Steamboat Springs The U.S. Forest Service says it will step up enforcement and perhaps limit access to prevent snowmobilers from trekking into wilderness areas and prohibited zones on Rabbit Ears Pass.
The Forest Service has seen an increase in snowmobilers tracking up wilderness areas, including the Mount Zirkel Wilderness just east of Steamboat Springs. And there has also been a rise in snowmobilers traveling through areas of Rabbit Ears Pass reserved for skiers and snowshoers.
"This has been a problem for many years," said Jon Halverson, wilderness manager for the Hahns Peak/Bear Ears Ranger District. "But it seems to be getting worse.
"People are taking snowmobiles where they don't belong."
For the first issue, the Forest Service has the ability to write tickets to snowmobilers venturing into wilderness areas.
Rabbit Ears Pass is not as easy to address because the nonmotorized areas are not formal closures.

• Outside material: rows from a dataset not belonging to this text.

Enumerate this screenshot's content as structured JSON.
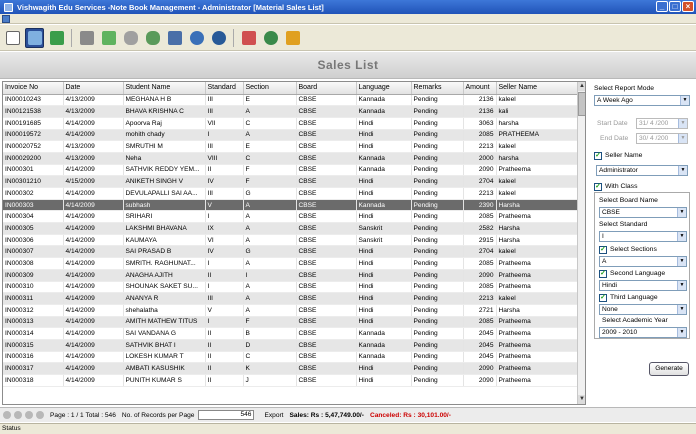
{
  "window": {
    "title": "Vishwagith Edu Services  -Note Book Management - Administrator  [Material Sales List]",
    "controls": [
      "minimize",
      "maximize",
      "close"
    ]
  },
  "header": {
    "title": "Sales List"
  },
  "table": {
    "columns": [
      "Invoice No",
      "Date",
      "Student Name",
      "Standard",
      "Section",
      "Board",
      "Language",
      "Remarks",
      "Amount",
      "Seller Name"
    ],
    "rows": [
      [
        "IN00010243",
        "4/13/2009",
        "MEGHANA H B",
        "III",
        "E",
        "CBSE",
        "Kannada",
        "Pending",
        "2136",
        "kaleel"
      ],
      [
        "IN00121538",
        "4/13/2009",
        "BHAVA KRISHNA C",
        "III",
        "A",
        "CBSE",
        "Kannada",
        "Pending",
        "2136",
        "kali"
      ],
      [
        "IN00191685",
        "4/14/2009",
        "Apoorva Raj",
        "VII",
        "C",
        "CBSE",
        "Hindi",
        "Pending",
        "3063",
        "harsha"
      ],
      [
        "IN00019572",
        "4/14/2009",
        "mohith chady",
        "I",
        "A",
        "CBSE",
        "Hindi",
        "Pending",
        "2085",
        "PRATHEEMA"
      ],
      [
        "IN00020752",
        "4/13/2009",
        "SMRUTHI M",
        "III",
        "E",
        "CBSE",
        "Hindi",
        "Pending",
        "2213",
        "kaleel"
      ],
      [
        "IN00029200",
        "4/13/2009",
        "Neha",
        "VIII",
        "C",
        "CBSE",
        "Kannada",
        "Pending",
        "2000",
        "harsha"
      ],
      [
        "IN000301",
        "4/14/2009",
        "SATHVIK REDDY YEM...",
        "II",
        "F",
        "CBSE",
        "Kannada",
        "Pending",
        "2090",
        "Pratheema"
      ],
      [
        "IN00301210",
        "4/15/2009",
        "ANIKETH SINGH V",
        "IV",
        "F",
        "CBSE",
        "Hindi",
        "Pending",
        "2704",
        "kaleel"
      ],
      [
        "IN000302",
        "4/14/2009",
        "DEVULAPALLI SAI AA...",
        "III",
        "G",
        "CBSE",
        "Hindi",
        "Pending",
        "2213",
        "kaleel"
      ],
      [
        "IN000303",
        "4/14/2009",
        "subhash",
        "V",
        "A",
        "CBSE",
        "Kannada",
        "Pending",
        "2390",
        "Harsha"
      ],
      [
        "IN000304",
        "4/14/2009",
        "SRIHARI",
        "I",
        "A",
        "CBSE",
        "Hindi",
        "Pending",
        "2085",
        "Pratheema"
      ],
      [
        "IN000305",
        "4/14/2009",
        "LAKSHMI BHAVANA",
        "IX",
        "A",
        "CBSE",
        "Sanskrit",
        "Pending",
        "2582",
        "Harsha"
      ],
      [
        "IN000306",
        "4/14/2009",
        "KAUMAYA",
        "VI",
        "A",
        "CBSE",
        "Sanskrit",
        "Pending",
        "2915",
        "Harsha"
      ],
      [
        "IN000307",
        "4/14/2009",
        "SAI PRASAD B",
        "IV",
        "G",
        "CBSE",
        "Hindi",
        "Pending",
        "2704",
        "kaleel"
      ],
      [
        "IN000308",
        "4/14/2009",
        "SMRITH. RAGHUNAT...",
        "I",
        "A",
        "CBSE",
        "Hindi",
        "Pending",
        "2085",
        "Pratheema"
      ],
      [
        "IN000309",
        "4/14/2009",
        "ANAGHA AJITH",
        "II",
        "I",
        "CBSE",
        "Hindi",
        "Pending",
        "2090",
        "Pratheema"
      ],
      [
        "IN000310",
        "4/14/2009",
        "SHOUNAK SAKET SU...",
        "I",
        "A",
        "CBSE",
        "Hindi",
        "Pending",
        "2085",
        "Pratheema"
      ],
      [
        "IN000311",
        "4/14/2009",
        "ANANYA R",
        "III",
        "A",
        "CBSE",
        "Hindi",
        "Pending",
        "2213",
        "kaleel"
      ],
      [
        "IN000312",
        "4/14/2009",
        "shehalatha",
        "V",
        "A",
        "CBSE",
        "Hindi",
        "Pending",
        "2721",
        "Harsha"
      ],
      [
        "IN000313",
        "4/14/2009",
        "AMITH MATHEW TITUS",
        "I",
        "F",
        "CBSE",
        "Hindi",
        "Pending",
        "2085",
        "Pratheema"
      ],
      [
        "IN000314",
        "4/14/2009",
        "SAI VANDANA G",
        "II",
        "B",
        "CBSE",
        "Kannada",
        "Pending",
        "2045",
        "Pratheema"
      ],
      [
        "IN000315",
        "4/14/2009",
        "SATHVIK BHAT I",
        "II",
        "D",
        "CBSE",
        "Kannada",
        "Pending",
        "2045",
        "Pratheema"
      ],
      [
        "IN000316",
        "4/14/2009",
        "LOKESH KUMAR T",
        "II",
        "C",
        "CBSE",
        "Kannada",
        "Pending",
        "2045",
        "Pratheema"
      ],
      [
        "IN000317",
        "4/14/2009",
        "AMBATI KASUSHIK",
        "II",
        "K",
        "CBSE",
        "Hindi",
        "Pending",
        "2090",
        "Pratheema"
      ],
      [
        "IN000318",
        "4/14/2009",
        "PUNITH KUMAR S",
        "II",
        "J",
        "CBSE",
        "Hindi",
        "Pending",
        "2090",
        "Pratheema"
      ]
    ],
    "selected_row": 9
  },
  "sidepanel": {
    "report_mode_label": "Select Report Mode",
    "report_mode_value": "A Week Ago",
    "start_date_label": "Start Date",
    "start_date_value": "31/ 4 /200",
    "end_date_label": "End Date",
    "end_date_value": "30/ 4 /200",
    "seller_name_label": "Seller Name",
    "seller_name_value": "Administrator",
    "with_class_label": "With Class",
    "board_label": "Select Board Name",
    "board_value": "CBSE",
    "standard_label": "Select Standard",
    "standard_value": "I",
    "sections_label": "Select Sections",
    "sections_value": "A",
    "second_lang_label": "Second Language",
    "second_lang_value": "Hindi",
    "third_lang_label": "Third Language",
    "third_lang_value": "None",
    "academic_year_label": "Select Academic Year",
    "academic_year_value": "2009 - 2010",
    "generate_label": "Generate"
  },
  "footer": {
    "page_info": "Page : 1 / 1 Total : 546",
    "records_label": "No. of Records per Page",
    "records_value": "546",
    "export_label": "Export",
    "sales_text": "Sales: Rs : 5,47,749.00/-",
    "cancelled_text": "Canceled: Rs : 30,101.00/-"
  },
  "statusbar": {
    "text": "Status"
  },
  "colors": {
    "title_bar": "#2053b8",
    "selected_row": "#6b6b6b",
    "alt_row": "#e6e6e6",
    "cancel_text": "#cc0000"
  }
}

Snowmobilers are asked to cooperate and not enter those areas but do not face penalties for not complying.
"We have been trying to educate snowmobilers with maps and signs," Halverson said. "The signs are very evident, and people are riding right by."
Wilderness areas are closed to all motorized access and land uses are limited.
Because of the number of snowmobiles entering the Mount Zirkel and Sarvis Creek wilderness areas this winter, officials are stepping up patrol efforts.
"We have been able to catch some people lately," Halverson said.
In the past three weeks, three people have been caught on snowmobiles in wilderness areas, Halverson said.
A snowmobiler cited for trespassing in the wilderness faces six months in jail and a $5,000 fine.
The designated area for snowmobilers on Rabbit Ears Pass is the east side of the pass. The west side of the pass is designated for nonmotorized recreational activities, skiing and snowshoeing.
The designations were developed in an agreement by the Routt Winter Task Force, which consists of representatives from various ski and snowmobile groups.
Officials believe a small percentage of snowmobilers are ignoring the boundaries.
"They are undermining the effort," said Ed Patalik, Forest Service recreation planner. "By not cooperating, it leads to more problems and could eventually lead to more regulations."
The Forest Service does not want to impose enforceable regulations, which would probably result in a fee.
"Folks must recognize that everyone needs a place to pursue their own form of recreation," Patalik said. "We have to maintain a balance between motorized and nonmotorized uses. We don't want to have to resort to legal closures in these areas, but if people won't support the hard work the task force has put into this and respect these boundaries, we may be left with little choice."
Halverson said there have been more problems this winter because snowmobiling is becoming more popular and bringing more people into this area.
"Everyone is vying for a limited resource," Halverson said. "There is only so much backcountry out there, but everyone wants to play in the powder."
Halverson fears snowmobilers will continue to try to enter wilderness areas because of the technological improvements made to snowmobiles each year.
"Snowmobiles can now go places where they couldn't before," he said.
A local snowmobile club, Routt Powder Riders, is working with Forest Service officials to get the message out that snowmobilers need to stay out of wilderness areas and designated areas on Rabbit Ears Pass.
The Forest Service and the club have maps and information about areas appropriate for snowmobiling.
"The more information we have out there, the better cooperation we are hoping to get," Halverson said.